Directions for this task ->
Copy the data exactly; pictures stay out of the copy.

Records provided ->
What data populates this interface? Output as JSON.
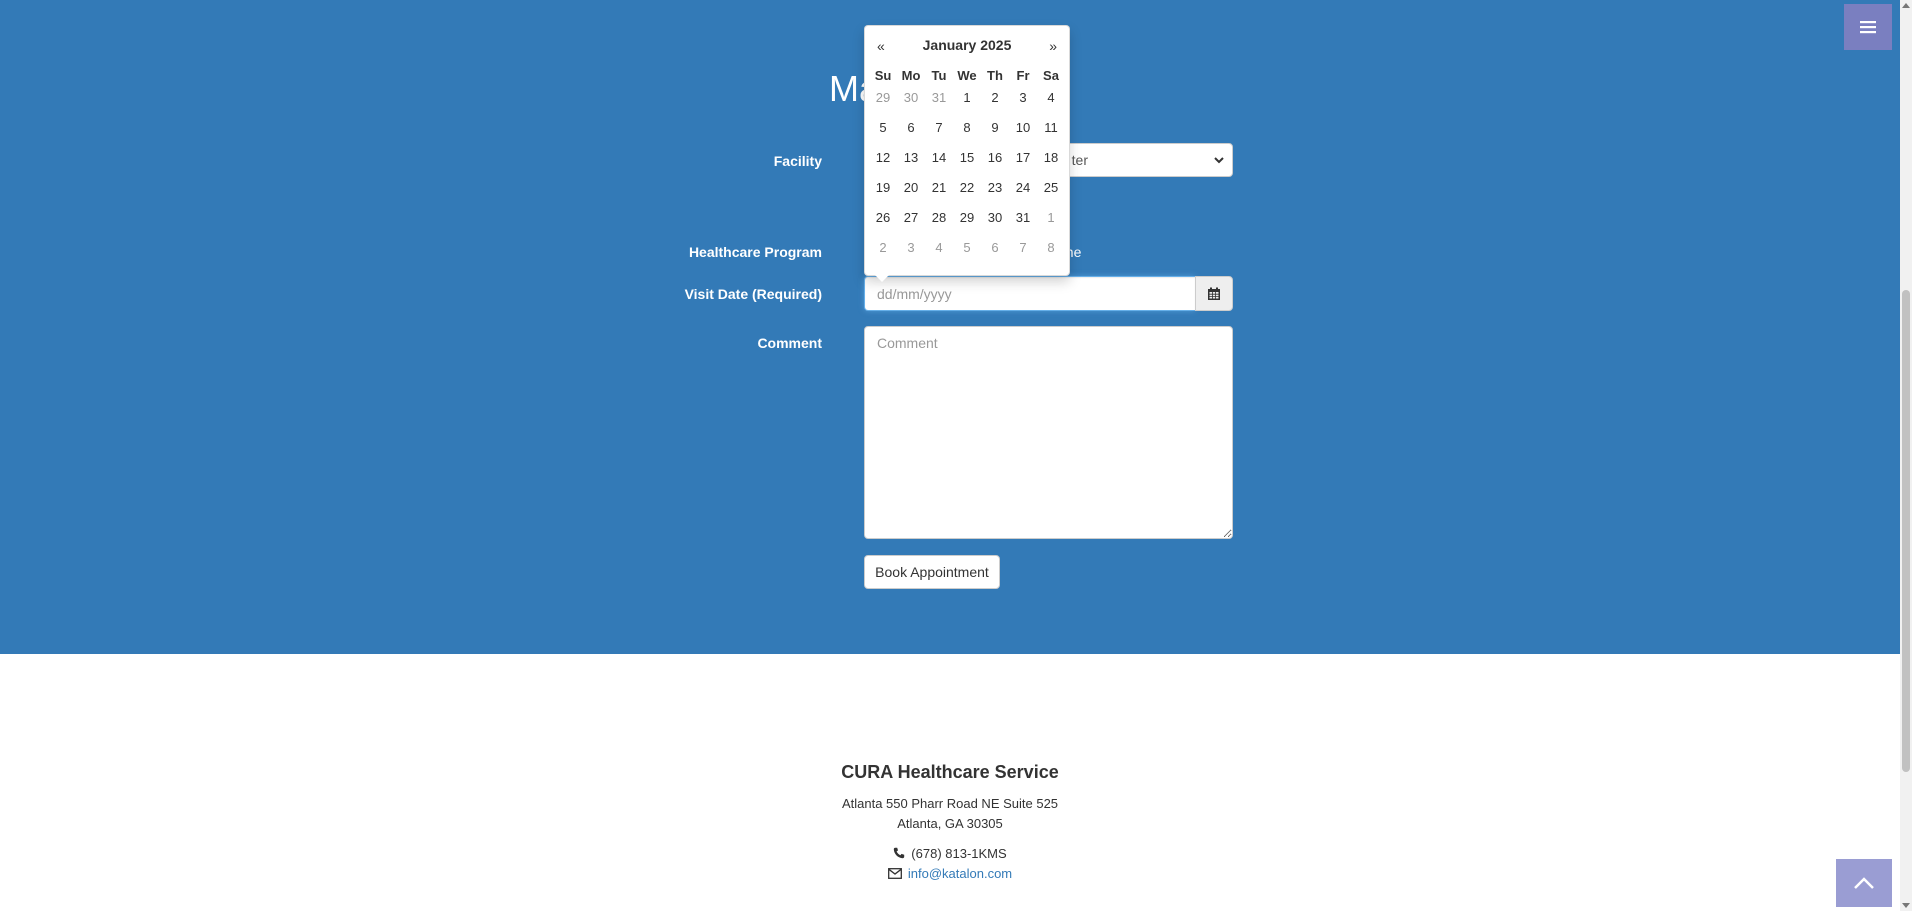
{
  "page": {
    "title": "Ma",
    "labels": {
      "facility": "Facility",
      "program": "Healthcare Program",
      "visit_date": "Visit Date (Required)",
      "comment": "Comment"
    },
    "facility_select": {
      "visible_text": "ter"
    },
    "program_radio_text": "one",
    "visit_date": {
      "value": "",
      "placeholder": "dd/mm/yyyy"
    },
    "comment": {
      "placeholder": "Comment"
    },
    "book_button": "Book Appointment"
  },
  "datepicker": {
    "prev": "«",
    "next": "»",
    "month_label": "January 2025",
    "weekdays": [
      "Su",
      "Mo",
      "Tu",
      "We",
      "Th",
      "Fr",
      "Sa"
    ],
    "weeks": [
      [
        {
          "d": "29",
          "muted": true
        },
        {
          "d": "30",
          "muted": true
        },
        {
          "d": "31",
          "muted": true
        },
        {
          "d": "1"
        },
        {
          "d": "2"
        },
        {
          "d": "3"
        },
        {
          "d": "4"
        }
      ],
      [
        {
          "d": "5"
        },
        {
          "d": "6"
        },
        {
          "d": "7"
        },
        {
          "d": "8"
        },
        {
          "d": "9"
        },
        {
          "d": "10"
        },
        {
          "d": "11"
        }
      ],
      [
        {
          "d": "12"
        },
        {
          "d": "13"
        },
        {
          "d": "14"
        },
        {
          "d": "15"
        },
        {
          "d": "16"
        },
        {
          "d": "17"
        },
        {
          "d": "18"
        }
      ],
      [
        {
          "d": "19"
        },
        {
          "d": "20"
        },
        {
          "d": "21"
        },
        {
          "d": "22"
        },
        {
          "d": "23"
        },
        {
          "d": "24"
        },
        {
          "d": "25"
        }
      ],
      [
        {
          "d": "26"
        },
        {
          "d": "27"
        },
        {
          "d": "28"
        },
        {
          "d": "29"
        },
        {
          "d": "30"
        },
        {
          "d": "31"
        },
        {
          "d": "1",
          "muted": true
        }
      ],
      [
        {
          "d": "2",
          "muted": true
        },
        {
          "d": "3",
          "muted": true
        },
        {
          "d": "4",
          "muted": true
        },
        {
          "d": "5",
          "muted": true
        },
        {
          "d": "6",
          "muted": true
        },
        {
          "d": "7",
          "muted": true
        },
        {
          "d": "8",
          "muted": true
        }
      ]
    ]
  },
  "footer": {
    "title": "CURA Healthcare Service",
    "address1": "Atlanta 550 Pharr Road NE Suite 525",
    "address2": "Atlanta, GA 30305",
    "phone": "(678) 813-1KMS",
    "email": "info@katalon.com"
  },
  "icons": {
    "menu": "hamburger-menu-icon",
    "calendar": "calendar-icon",
    "phone": "phone-icon",
    "email": "envelope-icon",
    "scroll_top": "chevron-up-icon",
    "select_caret": "chevron-down-icon"
  },
  "colors": {
    "hero": "#337ab7",
    "menu_button": "#7a7fc0",
    "link": "#337ab7"
  }
}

Solved problem ->
What data populates this interface? Output as JSON.
{
  "page": {
    "title": "Ma",
    "labels": {
      "facility": "Facility",
      "program": "Healthcare Program",
      "visit_date": "Visit Date (Required)",
      "comment": "Comment"
    },
    "facility_select": {
      "visible_text": "ter"
    },
    "program_radio_text": "one",
    "visit_date": {
      "value": "",
      "placeholder": "dd/mm/yyyy"
    },
    "comment": {
      "placeholder": "Comment"
    },
    "book_button": "Book Appointment"
  },
  "datepicker": {
    "prev": "«",
    "next": "»",
    "month_label": "January 2025",
    "weekdays": [
      "Su",
      "Mo",
      "Tu",
      "We",
      "Th",
      "Fr",
      "Sa"
    ],
    "weeks": [
      [
        {
          "d": "29",
          "muted": true
        },
        {
          "d": "30",
          "muted": true
        },
        {
          "d": "31",
          "muted": true
        },
        {
          "d": "1"
        },
        {
          "d": "2"
        },
        {
          "d": "3"
        },
        {
          "d": "4"
        }
      ],
      [
        {
          "d": "5"
        },
        {
          "d": "6"
        },
        {
          "d": "7"
        },
        {
          "d": "8"
        },
        {
          "d": "9"
        },
        {
          "d": "10"
        },
        {
          "d": "11"
        }
      ],
      [
        {
          "d": "12"
        },
        {
          "d": "13"
        },
        {
          "d": "14"
        },
        {
          "d": "15"
        },
        {
          "d": "16"
        },
        {
          "d": "17"
        },
        {
          "d": "18"
        }
      ],
      [
        {
          "d": "19"
        },
        {
          "d": "20"
        },
        {
          "d": "21"
        },
        {
          "d": "22"
        },
        {
          "d": "23"
        },
        {
          "d": "24"
        },
        {
          "d": "25"
        }
      ],
      [
        {
          "d": "26"
        },
        {
          "d": "27"
        },
        {
          "d": "28"
        },
        {
          "d": "29"
        },
        {
          "d": "30"
        },
        {
          "d": "31"
        },
        {
          "d": "1",
          "muted": true
        }
      ],
      [
        {
          "d": "2",
          "muted": true
        },
        {
          "d": "3",
          "muted": true
        },
        {
          "d": "4",
          "muted": true
        },
        {
          "d": "5",
          "muted": true
        },
        {
          "d": "6",
          "muted": true
        },
        {
          "d": "7",
          "muted": true
        },
        {
          "d": "8",
          "muted": true
        }
      ]
    ]
  },
  "footer": {
    "title": "CURA Healthcare Service",
    "address1": "Atlanta 550 Pharr Road NE Suite 525",
    "address2": "Atlanta, GA 30305",
    "phone": "(678) 813-1KMS",
    "email": "info@katalon.com"
  },
  "icons": {
    "menu": "hamburger-menu-icon",
    "calendar": "calendar-icon",
    "phone": "phone-icon",
    "email": "envelope-icon",
    "scroll_top": "chevron-up-icon",
    "select_caret": "chevron-down-icon"
  },
  "colors": {
    "hero": "#337ab7",
    "menu_button": "#7a7fc0",
    "link": "#337ab7"
  }
}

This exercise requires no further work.